DIRECTIONS FOR THIS TASK> Down to the final line, return the records unchanged.

---

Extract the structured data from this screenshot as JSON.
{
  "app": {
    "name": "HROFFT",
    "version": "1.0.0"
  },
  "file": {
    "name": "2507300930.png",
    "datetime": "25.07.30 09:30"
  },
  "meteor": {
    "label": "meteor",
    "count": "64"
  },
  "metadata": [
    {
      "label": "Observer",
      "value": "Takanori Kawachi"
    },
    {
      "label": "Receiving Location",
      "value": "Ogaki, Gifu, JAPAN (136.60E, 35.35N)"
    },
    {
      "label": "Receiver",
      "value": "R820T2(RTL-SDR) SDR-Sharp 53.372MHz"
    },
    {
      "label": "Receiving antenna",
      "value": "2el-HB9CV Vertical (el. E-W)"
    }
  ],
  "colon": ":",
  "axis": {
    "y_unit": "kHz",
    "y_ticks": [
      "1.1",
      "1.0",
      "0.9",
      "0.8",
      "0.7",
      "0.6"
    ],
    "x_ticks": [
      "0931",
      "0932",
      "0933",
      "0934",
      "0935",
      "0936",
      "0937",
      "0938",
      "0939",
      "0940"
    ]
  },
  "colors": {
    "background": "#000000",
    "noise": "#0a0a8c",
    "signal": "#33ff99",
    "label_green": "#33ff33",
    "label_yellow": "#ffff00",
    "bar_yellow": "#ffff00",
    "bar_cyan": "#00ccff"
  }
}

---

RESULT OF THE EXERCISE>
Extract the structured data from this screenshot as JSON.
{
  "app": {
    "name": "HROFFT",
    "version": "1.0.0"
  },
  "file": {
    "name": "2507300930.png",
    "datetime": "25.07.30 09:30"
  },
  "meteor": {
    "label": "meteor",
    "count": "64"
  },
  "metadata": [
    {
      "label": "Observer",
      "value": "Takanori Kawachi"
    },
    {
      "label": "Receiving Location",
      "value": "Ogaki, Gifu, JAPAN (136.60E, 35.35N)"
    },
    {
      "label": "Receiver",
      "value": "R820T2(RTL-SDR) SDR-Sharp 53.372MHz"
    },
    {
      "label": "Receiving antenna",
      "value": "2el-HB9CV Vertical (el. E-W)"
    }
  ],
  "colon": ":",
  "axis": {
    "y_unit": "kHz",
    "y_ticks": [
      "1.1",
      "1.0",
      "0.9",
      "0.8",
      "0.7",
      "0.6"
    ],
    "x_ticks": [
      "0931",
      "0932",
      "0933",
      "0934",
      "0935",
      "0936",
      "0937",
      "0938",
      "0939",
      "0940"
    ]
  },
  "colors": {
    "background": "#000000",
    "noise": "#0a0a8c",
    "signal": "#33ff99",
    "label_green": "#33ff33",
    "label_yellow": "#ffff00",
    "bar_yellow": "#ffff00",
    "bar_cyan": "#00ccff"
  }
}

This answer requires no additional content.